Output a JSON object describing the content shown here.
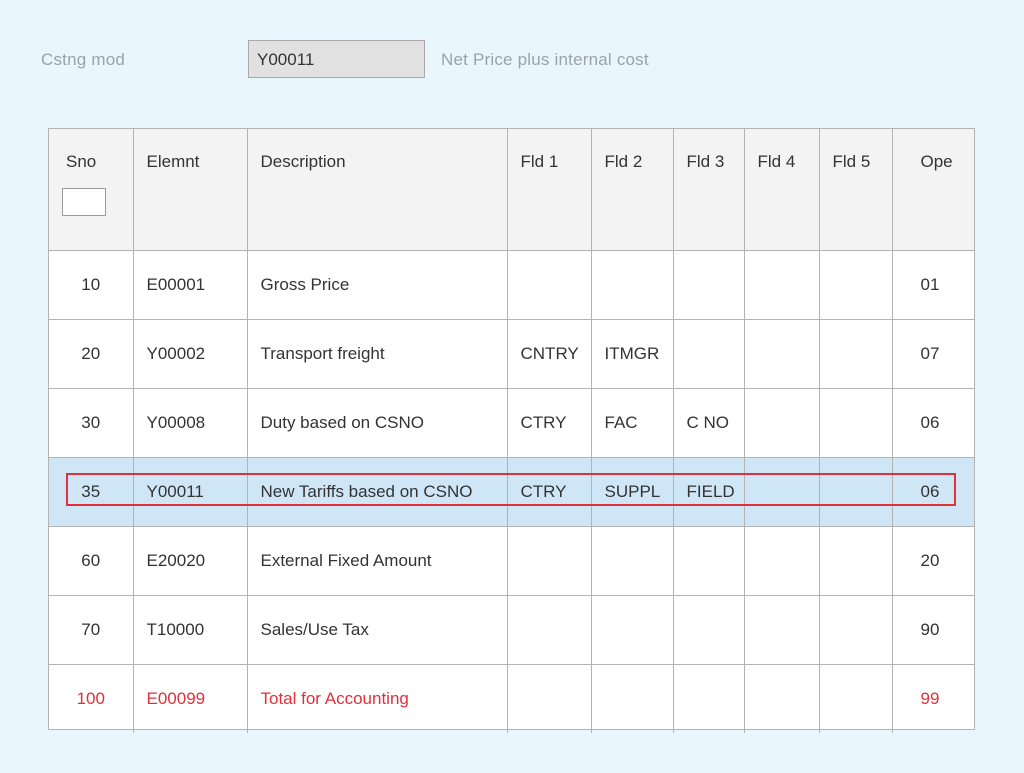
{
  "header": {
    "label": "Cstng mod",
    "value": "Y00011",
    "description": "Net Price plus internal cost"
  },
  "table": {
    "columns": [
      "Sno",
      "Elemnt",
      "Description",
      "Fld 1",
      "Fld 2",
      "Fld 3",
      "Fld 4",
      "Fld 5",
      "Ope"
    ],
    "rows": [
      [
        "10",
        "E00001",
        "Gross Price",
        "",
        "",
        "",
        "",
        "",
        "01"
      ],
      [
        "20",
        "Y00002",
        "Transport freight",
        "CNTRY",
        "ITMGR",
        "",
        "",
        "",
        "07"
      ],
      [
        "30",
        "Y00008",
        "Duty based on CSNO",
        "CTRY",
        "FAC",
        "C NO",
        "",
        "",
        "06"
      ],
      [
        "35",
        "Y00011",
        "New Tariffs based on CSNO",
        "CTRY",
        "SUPPL",
        "FIELD",
        "",
        "",
        "06"
      ],
      [
        "60",
        "E20020",
        "External Fixed Amount",
        "",
        "",
        "",
        "",
        "",
        "20"
      ],
      [
        "70",
        "T10000",
        "Sales/Use Tax",
        "",
        "",
        "",
        "",
        "",
        "90"
      ],
      [
        "100",
        "E00099",
        "Total for Accounting",
        "",
        "",
        "",
        "",
        "",
        "99"
      ]
    ],
    "selected_row": 3
  },
  "colors": {
    "background": "#eaf6fd",
    "selected_row": "#cfe6f7",
    "highlight": "#e0303a",
    "total_text": "#e0303a"
  }
}
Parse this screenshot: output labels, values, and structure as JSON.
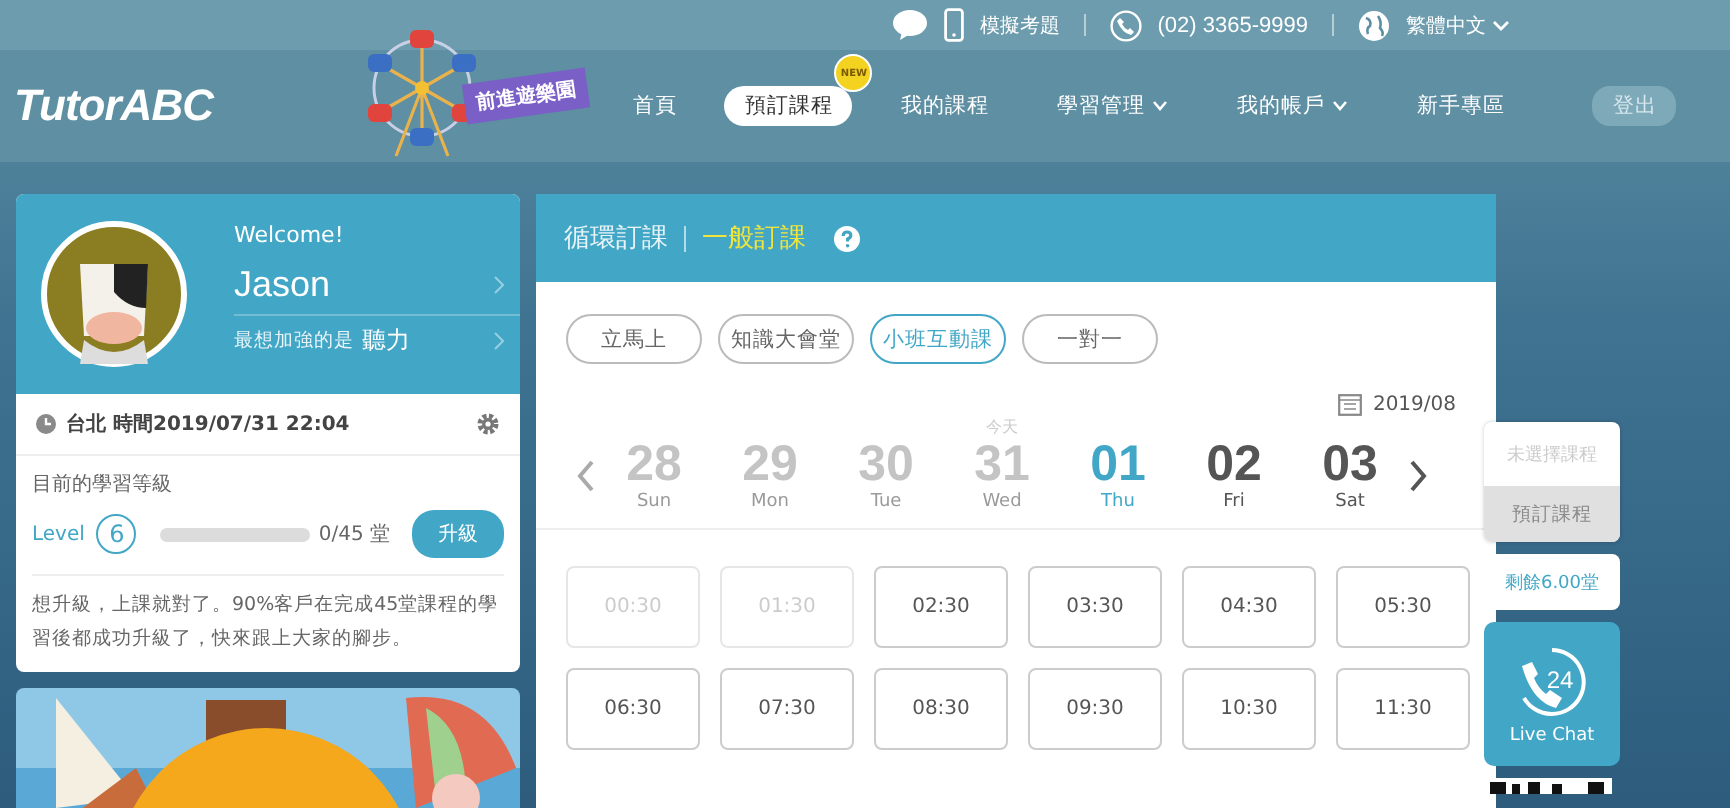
{
  "top_bar": {
    "exam": "模擬考題",
    "phone": "(02) 3365-9999",
    "language": "繁體中文"
  },
  "nav": {
    "logo": "TutorABC",
    "promo": "前進遊樂園",
    "badge": "NEW",
    "logout": "登出",
    "items": [
      {
        "label": "首頁",
        "selected": false,
        "dropdown": false
      },
      {
        "label": "預訂課程",
        "selected": true,
        "dropdown": false
      },
      {
        "label": "我的課程",
        "selected": false,
        "dropdown": false
      },
      {
        "label": "學習管理",
        "selected": false,
        "dropdown": true
      },
      {
        "label": "我的帳戶",
        "selected": false,
        "dropdown": true
      },
      {
        "label": "新手專區",
        "selected": false,
        "dropdown": false
      }
    ]
  },
  "profile": {
    "welcome": "Welcome!",
    "name": "Jason",
    "focus_label": "最想加強的是",
    "focus": "聽力",
    "time": "台北 時間2019/07/31 22:04",
    "level_title": "目前的學習等級",
    "level_label": "Level",
    "level_value": "6",
    "progress": {
      "level": 0
    },
    "progress_text": "0/45 堂",
    "upgrade": "升級",
    "note": "想升級，上課就對了。90%客戶在完成45堂課程的學習後都成功升級了，快來跟上大家的腳步。"
  },
  "booking": {
    "tabs": [
      {
        "label": "循環訂課",
        "selected": false
      },
      {
        "label": "一般訂課",
        "selected": true
      }
    ],
    "types": [
      {
        "label": "立馬上",
        "selected": false
      },
      {
        "label": "知識大會堂",
        "selected": false
      },
      {
        "label": "小班互動課",
        "selected": true
      },
      {
        "label": "一對一",
        "selected": false
      }
    ],
    "month": "2019/08",
    "days": [
      {
        "number": "28",
        "weekday": "Sun",
        "past": true,
        "selected": false
      },
      {
        "number": "29",
        "weekday": "Mon",
        "past": true,
        "selected": false
      },
      {
        "number": "30",
        "weekday": "Tue",
        "past": true,
        "selected": false
      },
      {
        "number": "31",
        "weekday": "Wed",
        "past": true,
        "selected": false,
        "today": "今天"
      },
      {
        "number": "01",
        "weekday": "Thu",
        "past": false,
        "selected": true
      },
      {
        "number": "02",
        "weekday": "Fri",
        "past": false,
        "selected": false
      },
      {
        "number": "03",
        "weekday": "Sat",
        "past": false,
        "selected": false
      }
    ],
    "slots": [
      {
        "time": "00:30",
        "disabled": true
      },
      {
        "time": "01:30",
        "disabled": true
      },
      {
        "time": "02:30",
        "disabled": false
      },
      {
        "time": "03:30",
        "disabled": false
      },
      {
        "time": "04:30",
        "disabled": false
      },
      {
        "time": "05:30",
        "disabled": false
      },
      {
        "time": "06:30",
        "disabled": false
      },
      {
        "time": "07:30",
        "disabled": false
      },
      {
        "time": "08:30",
        "disabled": false
      },
      {
        "time": "09:30",
        "disabled": false
      },
      {
        "time": "10:30",
        "disabled": false
      },
      {
        "time": "11:30",
        "disabled": false
      }
    ]
  },
  "side": {
    "status": "未選擇課程",
    "book": "預訂課程",
    "book_disabled": true,
    "remaining": "剩餘6.00堂",
    "chat": "Live Chat",
    "chat_hours": "24"
  }
}
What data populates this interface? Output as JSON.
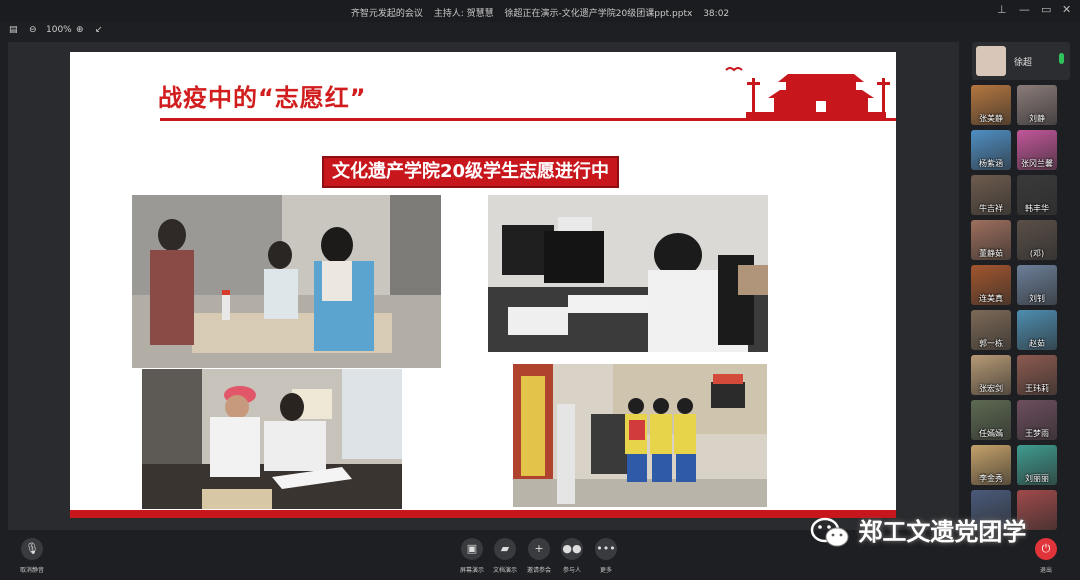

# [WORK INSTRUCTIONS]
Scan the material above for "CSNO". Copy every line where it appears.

# [SOLUTION FOR THIS EXERCISE]
        "Duty based on CSNO",
        "New Tariffs based on CSNO",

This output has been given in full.